But the rationale here is not as self-evident as many think. First, why is imitating someone “from above” only a sin today? Does anybody really wish new music didn’t emerge in 1920s Harlem? Or, given that imitation is the sincerest form of flattery, why is that suddenly not true when it comes to today’s “appropriations”? Here is where many think they have an answer: “To imitate is to take away.” But when gay men imitate black women’s gestures, black women still have them. Maybe I’m behind the curve, but I see no signs that our sense of the difference between a white gay man and a black woman is beginning to blur.
Another standard line is “You can’t take on our traits because you haven’t been oppressed.” But in another mood we might see it as self-defeating to analyze your entire persona as a response to how people get you wrong — whose every slang idiom, way of moving, gesture, or hairstyle is a response to white people not liking them.
At this point, one may also hear that it’s stereotyping to even think there is such a thing as “black culture” anyway. But if so, then how is there anything to claim is being “appropriated” in the first place?
It all goes in circles and really doesn’t make a whole lot of sense. Black women have often complained that society gives them a bad rap about the issue of how much “back” baby got, but when Blake Lively expresses joy that she has exactly that kind of endowment in a salute to black women, she is roasted over the coals as a racist?
This way of thinking — and make no mistake, whites join in as heartily as anyone else — will seem as convoluted and peculiar in the future as Arian debates over the divinity of Jesus do to us now.

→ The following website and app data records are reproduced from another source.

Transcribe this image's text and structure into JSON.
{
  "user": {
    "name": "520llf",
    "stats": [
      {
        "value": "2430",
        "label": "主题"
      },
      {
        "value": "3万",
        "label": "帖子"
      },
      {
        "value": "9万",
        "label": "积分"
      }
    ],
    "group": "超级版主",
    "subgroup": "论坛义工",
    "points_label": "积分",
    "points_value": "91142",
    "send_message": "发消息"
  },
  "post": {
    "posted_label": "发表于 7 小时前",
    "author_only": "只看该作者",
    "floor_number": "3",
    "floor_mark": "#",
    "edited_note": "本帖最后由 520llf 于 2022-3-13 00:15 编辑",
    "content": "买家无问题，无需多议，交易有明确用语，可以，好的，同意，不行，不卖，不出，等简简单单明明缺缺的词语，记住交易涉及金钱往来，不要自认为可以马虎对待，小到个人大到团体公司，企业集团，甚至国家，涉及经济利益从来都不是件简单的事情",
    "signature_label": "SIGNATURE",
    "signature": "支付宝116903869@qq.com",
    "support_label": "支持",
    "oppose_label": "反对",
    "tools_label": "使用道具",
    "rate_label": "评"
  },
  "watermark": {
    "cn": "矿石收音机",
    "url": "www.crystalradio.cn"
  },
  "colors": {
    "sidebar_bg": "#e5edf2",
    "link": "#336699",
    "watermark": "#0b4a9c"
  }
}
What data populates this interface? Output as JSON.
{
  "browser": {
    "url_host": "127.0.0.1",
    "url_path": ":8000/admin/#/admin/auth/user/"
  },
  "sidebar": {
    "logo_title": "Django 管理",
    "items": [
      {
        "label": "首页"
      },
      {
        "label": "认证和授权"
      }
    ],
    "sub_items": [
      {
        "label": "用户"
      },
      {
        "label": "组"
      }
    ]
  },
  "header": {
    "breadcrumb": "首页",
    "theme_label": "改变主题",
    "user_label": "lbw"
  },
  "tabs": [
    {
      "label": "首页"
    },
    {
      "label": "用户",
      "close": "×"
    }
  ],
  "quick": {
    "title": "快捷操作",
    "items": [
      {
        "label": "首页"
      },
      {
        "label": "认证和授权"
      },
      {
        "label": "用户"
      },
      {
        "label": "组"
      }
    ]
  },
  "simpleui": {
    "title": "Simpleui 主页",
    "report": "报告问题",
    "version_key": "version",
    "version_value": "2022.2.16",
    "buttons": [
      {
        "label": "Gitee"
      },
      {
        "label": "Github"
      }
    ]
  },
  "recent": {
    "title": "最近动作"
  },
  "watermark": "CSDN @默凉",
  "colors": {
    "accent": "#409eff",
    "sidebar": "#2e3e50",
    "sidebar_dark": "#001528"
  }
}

There’s a fine line between seeking social justice and seeking simply to be offended, and the way “appropriation” is used of late crosses into the latter zone dismayingly often.
John McWhorter is an associate professor of English and comparative literature at Columbia University.